Knowing then that some folk can’t separate fact from Hollywood, do movie-makers have a responsibility to address that issue? I’m particularly concerned as I live in a country where, as mentioned before, ‘someone on telly’ once said that you can’t count in French and now everyone believes it. I don’t want to have to start fielding questions on aspects of Christianity (because all Westerners are Christian scholars) that people have ‘learned’ from the D* V*nc* C*de.
But the single most infuriating aspect of the D* V*nc* C*de phenomenon is the calls from religious extremists, both christian and muslim, for the film to be banned. The christian fundies decry it as “blasphemy”, though the laws of most countries that call themselves ‘christian’ have a secular, not religious basis, so what help they’re expecting from the state, I’m not at all sure. Even more moderate voices are calling to their flock to boycott the movie. Meanwhile the extremists on the Islamic side condemned it as “insulting”, and you know what happens when Islam gets slighted. But what is more sinister is that it’s not just the film they’re trying to silence, it’s the notion of any form of discussion of religious belief.

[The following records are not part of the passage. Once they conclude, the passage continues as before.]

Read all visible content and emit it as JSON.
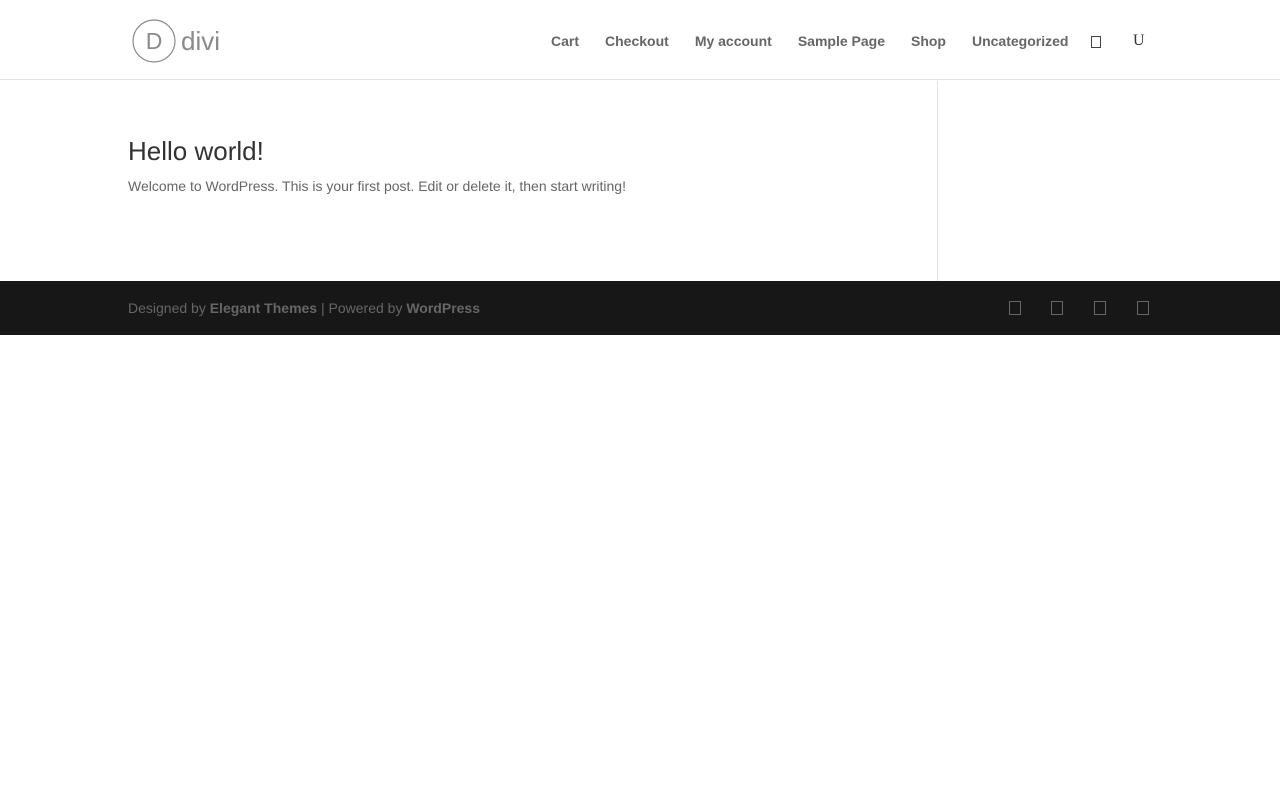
{
  "header": {
    "logo": {
      "text": "divi",
      "mark": "D",
      "icon": "divi-logo-icon"
    },
    "nav": [
      {
        "label": "Cart"
      },
      {
        "label": "Checkout"
      },
      {
        "label": "My account"
      },
      {
        "label": "Sample Page"
      },
      {
        "label": "Shop"
      },
      {
        "label": "Uncategorized"
      }
    ],
    "cart_icon": "cart-icon",
    "search_icon": {
      "glyph": "U",
      "name": "search-icon"
    }
  },
  "post": {
    "title": "Hello world!",
    "excerpt": "Welcome to WordPress. This is your first post. Edit or delete it, then start writing!"
  },
  "footer": {
    "designed_by_prefix": "Designed by ",
    "designer_link": "Elegant Themes",
    "separator": " | Powered by ",
    "powered_link": "WordPress",
    "social_icons": [
      "facebook-icon",
      "twitter-icon",
      "google-plus-icon",
      "rss-icon"
    ]
  },
  "colors": {
    "text": "#666666",
    "title": "#333333",
    "footer_bg": "#171717",
    "border": "#e2e2e2"
  }
}
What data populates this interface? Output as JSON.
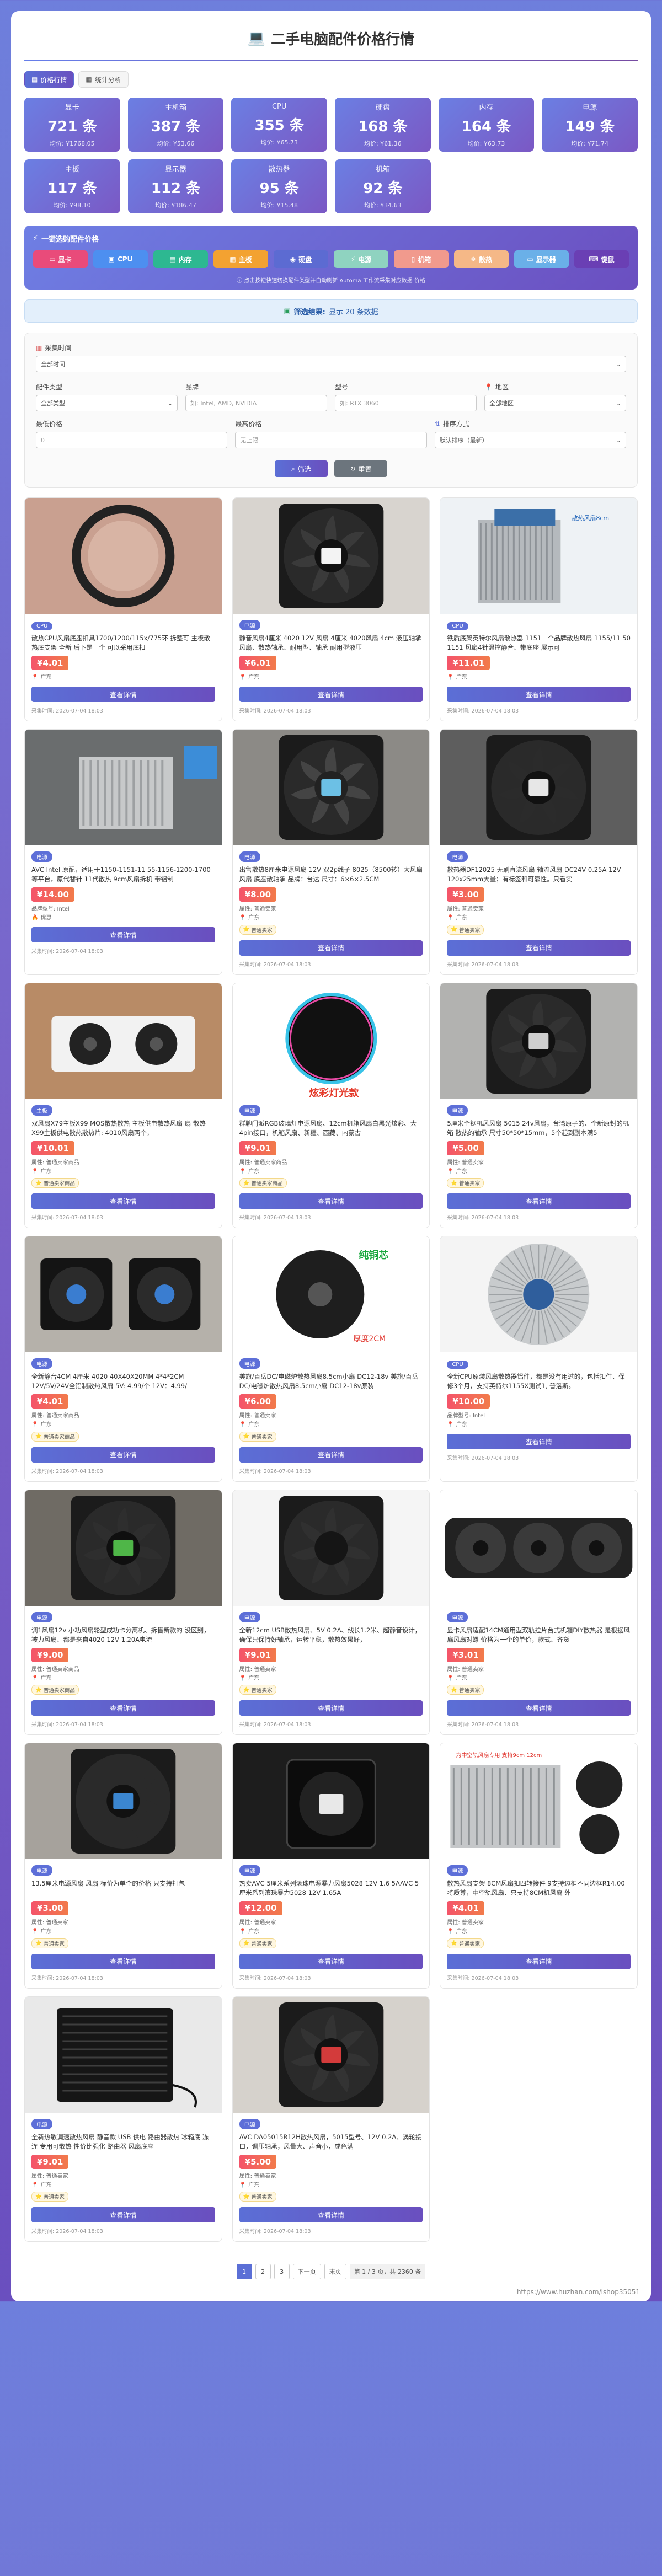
{
  "header": {
    "icon": "monitor-icon",
    "title": "二手电脑配件价格行情"
  },
  "tabs": [
    {
      "label": "价格行情",
      "icon": "price-icon",
      "active": true
    },
    {
      "label": "统计分析",
      "icon": "chart-icon",
      "active": false
    }
  ],
  "stats": [
    {
      "name": "显卡",
      "count": "721 条",
      "avg": "均价: ¥1768.05"
    },
    {
      "name": "主机箱",
      "count": "387 条",
      "avg": "均价: ¥53.66"
    },
    {
      "name": "CPU",
      "count": "355 条",
      "avg": "均价: ¥65.73"
    },
    {
      "name": "硬盘",
      "count": "168 条",
      "avg": "均价: ¥61.36"
    },
    {
      "name": "内存",
      "count": "164 条",
      "avg": "均价: ¥63.73"
    },
    {
      "name": "电源",
      "count": "149 条",
      "avg": "均价: ¥71.74"
    },
    {
      "name": "主板",
      "count": "117 条",
      "avg": "均价: ¥98.10"
    },
    {
      "name": "显示器",
      "count": "112 条",
      "avg": "均价: ¥186.47"
    },
    {
      "name": "散热器",
      "count": "95 条",
      "avg": "均价: ¥15.48"
    },
    {
      "name": "机箱",
      "count": "92 条",
      "avg": "均价: ¥34.63"
    }
  ],
  "quick": {
    "title": "一键选购配件价格",
    "buttons": [
      {
        "label": "显卡",
        "color": "#e94b7a"
      },
      {
        "label": "CPU",
        "color": "#4d8ff0"
      },
      {
        "label": "内存",
        "color": "#2db891"
      },
      {
        "label": "主板",
        "color": "#f3a231"
      },
      {
        "label": "硬盘",
        "color": "#5c6bd2"
      },
      {
        "label": "电源",
        "color": "#8fd3c0"
      },
      {
        "label": "机箱",
        "color": "#f19a8d"
      },
      {
        "label": "散热",
        "color": "#f5b887"
      },
      {
        "label": "显示器",
        "color": "#6ab0e8"
      },
      {
        "label": "键鼠",
        "color": "#6a3fb4"
      }
    ],
    "tip": "点击按钮快速切换配件类型并自动刷新 Automa 工作流采集对应数据 价格"
  },
  "result": {
    "label": "筛选结果:",
    "text": "显示 20 条数据"
  },
  "filters": {
    "category_label": "配件类型",
    "category_value": "全部类型",
    "brand_label": "品牌",
    "brand_placeholder": "如: Intel, AMD, NVIDIA",
    "model_label": "型号",
    "model_placeholder": "如: RTX 3060",
    "region_label": "地区",
    "region_value": "全部地区",
    "time_label": "采集时间",
    "time_value": "全部时间",
    "min_label": "最低价格",
    "min_placeholder": "0",
    "max_label": "最高价格",
    "max_placeholder": "无上限",
    "sort_label": "排序方式",
    "sort_value": "默认排序（最新）",
    "filter_btn": "筛选",
    "reset_btn": "重置"
  },
  "cards": [
    {
      "cat": "CPU",
      "title": "散热CPU风扇底座扣具1700/1200/115x/775环 拆整可 主板散热底支架 全新 后下是一个 可以采用底扣",
      "price": "¥4.01",
      "region": "广东",
      "seller": "",
      "tag": "",
      "date": "采集时间: 2026-07-04 18:03",
      "img": "ring"
    },
    {
      "cat": "电源",
      "title": "静音风扇4厘米 4020 12V 风扇 4厘米 4020风扇 4cm 液压轴承风扇、散热轴承、耐用型、轴承 耐用型液压",
      "price": "¥6.01",
      "region": "广东",
      "seller": "",
      "tag": "",
      "date": "采集时间: 2026-07-04 18:03",
      "img": "fan_dark"
    },
    {
      "cat": "CPU",
      "title": "铁质底架英特尔风扇散热器 1151二个品牌散热风扇 1155/11 50 1151 风扇4针温控静音、带底座 展示可",
      "price": "¥11.01",
      "region": "广东",
      "seller": "",
      "tag": "",
      "date": "采集时间: 2026-07-04 18:03",
      "img": "heatsink_sky"
    },
    {
      "cat": "电源",
      "title": "AVC Intel 原配，适用于1150-1151-11 55-1156-1200-1700等平台，原代替针 11代散热 9cm风扇拆机 带铝制",
      "price": "¥14.00",
      "region": "",
      "seller": "品牌型号: Intel",
      "tag": "",
      "extra": "优惠",
      "date": "采集时间: 2026-07-04 18:03",
      "img": "heatsink_metal"
    },
    {
      "cat": "电源",
      "title": "出售散热8厘米电源风扇 12V 双2p线子 8025（8500转）大风扇风扇 底座散轴承 品牌：台达 尺寸：6×6×2.5CM",
      "price": "¥8.00",
      "region": "广东",
      "seller": "属性: 普通卖家",
      "tag": "普通卖家",
      "date": "采集时间: 2026-07-04 18:03",
      "img": "fan_label"
    },
    {
      "cat": "电源",
      "title": "散热器DF12025 无刷直流风扇 轴流风扇 DC24V 0.25A 12V 120x25mm大量；有标签和可靠性。只看实",
      "price": "¥3.00",
      "region": "广东",
      "seller": "属性: 普通卖家",
      "tag": "普通卖家",
      "date": "采集时间: 2026-07-04 18:03",
      "img": "fan_black_big"
    },
    {
      "cat": "主板",
      "title": "双风扇X79主板X99 MOS散热散热 主板供电散热风扇 扇 散热X99主板供电散热散热片: 4010风扇两个，",
      "price": "¥10.01",
      "region": "广东",
      "seller": "属性: 普通卖家商品",
      "tag": "普通卖家商品",
      "date": "采集时间: 2026-07-04 18:03",
      "img": "x79"
    },
    {
      "cat": "电源",
      "title": "群聊门派RGB玻璃灯电源风扇、12cm机箱风扇白黑光炫彩、大 4pin接口，机箱风扇、新疆、西藏、内蒙古",
      "price": "¥9.01",
      "region": "广东",
      "seller": "属性: 普通卖家商品",
      "tag": "普通卖家商品",
      "date": "采集时间: 2026-07-04 18:03",
      "img": "rgb"
    },
    {
      "cat": "电源",
      "title": "5厘米全钢机风风扇 5015 24v风扇，台湾原子的、全新原封的机箱 散热的轴承 尺寸50*50*15mm，5个起到副本满5",
      "price": "¥5.00",
      "region": "广东",
      "seller": "属性: 普通卖家",
      "tag": "普通卖家",
      "date": "采集时间: 2026-07-04 18:03",
      "img": "fan_5015"
    },
    {
      "cat": "电源",
      "title": "全新静音4CM 4厘米 4020 40X40X20MM 4*4*2CM 12V/5V/24V全铝制散热风扇 5V: 4.99/个 12V：4.99/",
      "price": "¥4.01",
      "region": "广东",
      "seller": "属性: 普通卖家商品",
      "tag": "普通卖家商品",
      "date": "采集时间: 2026-07-04 18:03",
      "img": "fan_stack"
    },
    {
      "cat": "电源",
      "title": "美旗/百岳DC/电磁炉散热风扇8.5cm小扇 DC12-18v 美旗/百岳DC/电磁炉散热风扇8.5cm小扇 DC12-18v原装",
      "price": "¥6.00",
      "region": "广东",
      "seller": "属性: 普通卖家",
      "tag": "普通卖家",
      "date": "采集时间: 2026-07-04 18:03",
      "img": "fan_blade"
    },
    {
      "cat": "CPU",
      "title": "全新CPU原装风扇散热器铝件，都是没有用过的，包括扣件、保修3个月，支持英特尔1155X测试1, 普洛斯。",
      "price": "¥10.00",
      "region": "广东",
      "seller": "品牌型号: Intel",
      "tag": "",
      "date": "采集时间: 2026-07-04 18:03",
      "img": "intel_cooler"
    },
    {
      "cat": "电源",
      "title": "调1风扇12v 小功风扇轮型成功卡分离机、拆售新款的 没区别，  被力风扇、都是来自4020 12V 1.20A电流",
      "price": "¥9.00",
      "region": "广东",
      "seller": "属性: 普通卖家商品",
      "tag": "普通卖家商品",
      "date": "采集时间: 2026-07-04 18:03",
      "img": "fan_green"
    },
    {
      "cat": "电源",
      "title": "全新12cm USB散热风扇、5V 0.2A、线长1.2米、超静音设计，确保只保持好轴承，运转平稳，散热效果好，",
      "price": "¥9.01",
      "region": "广东",
      "seller": "属性: 普通卖家",
      "tag": "普通卖家",
      "date": "采集时间: 2026-07-04 18:03",
      "img": "fan_usb"
    },
    {
      "cat": "电源",
      "title": "显卡风扇适配14CM通用型双轨拉片台式机箱DIY散热器 是根据风扇风扇对螺 价格为一个的单价，款式、齐货",
      "price": "¥3.01",
      "region": "广东",
      "seller": "属性: 普通卖家",
      "tag": "普通卖家",
      "date": "采集时间: 2026-07-04 18:03",
      "img": "gpu_fans"
    },
    {
      "cat": "电源",
      "title": "13.5厘米电源风扇 风扇 标价为单个的价格 只支持打包",
      "price": "¥3.00",
      "region": "广东",
      "seller": "属性: 普通卖家",
      "tag": "普通卖家",
      "date": "采集时间: 2026-07-04 18:03",
      "img": "fan_13"
    },
    {
      "cat": "电源",
      "title": "热卖AVC 5厘米系列滚珠电源暴力风扇5028 12V 1.6 5AAVC 5厘米系列滚珠暴力5028 12V 1.65A",
      "price": "¥12.00",
      "region": "广东",
      "seller": "属性: 普通卖家",
      "tag": "普通卖家",
      "date": "采集时间: 2026-07-04 18:03",
      "img": "fan_avc_cube"
    },
    {
      "cat": "电源",
      "title": "散热风扇支架 8CM风扇扣四转接件 9支持边框不同边框R14.00 将质尊，中空轨风扇、只支持8CM机风扇 外",
      "price": "¥4.01",
      "region": "广东",
      "seller": "属性: 普通卖家",
      "tag": "普通卖家",
      "date": "采集时间: 2026-07-04 18:03",
      "img": "bracket"
    },
    {
      "cat": "电源",
      "title": "全新热敏调速散热风扇 静音款 USB 供电 路由器散热 冰箱底 冻 连 专用可散热 性价比强化 路由器 风扇底座",
      "price": "¥9.01",
      "region": "广东",
      "seller": "属性: 普通卖家",
      "tag": "普通卖家",
      "date": "采集时间: 2026-07-04 18:03",
      "img": "usb_box"
    },
    {
      "cat": "电源",
      "title": "AVC DA05015R12H散热风扇，5015型号、12V 0.2A、涡轮接口，调压轴承，风量大、声音小，成色满",
      "price": "¥5.00",
      "region": "广东",
      "seller": "属性: 普通卖家",
      "tag": "普通卖家",
      "date": "采集时间: 2026-07-04 18:03",
      "img": "fan_avc_red"
    }
  ],
  "card_labels": {
    "detail": "查看详情"
  },
  "pager": {
    "pages": [
      "1",
      "2",
      "3",
      "下一页",
      "末页"
    ],
    "info": "第 1 / 3 页，共 2360 条"
  },
  "watermark": "https://www.huzhan.com/ishop35051"
}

Surely their precious beliefs aren’t so insecure that they have to fend off any form of questioning? Or perhaps Brown really has touched some nerves and overturned a few stones they’d prefer unturned. I doubt it, but it doesn’t seem we’ll get an open and frank discussion, just some good old stage outrage instead.
Cardinal Arinze, a chap in Rome, said this week that it was one of the “fundamental human rights – that we should be respected, our religious beliefs respected.” Maybe so, but it seems to me it’s a little rich to be playing the victim card when you’re doing no more than attempting to recruit the law’s help to crush any opposition. Very rich indeed.
If I was one of the flock that Arinze or any other of the clerics or imams was calling out to, I think I would be extremely insulted that they feel this film is a danger to my beliefs, or that they feel I am unable to think about these issues for myself. Most organised religions put more emphasis on listening than thinking, of course. But thinking’s good, isn’t it? What danger is there in thinking? Is this really the contempt in which the religious establishment hold their congregation?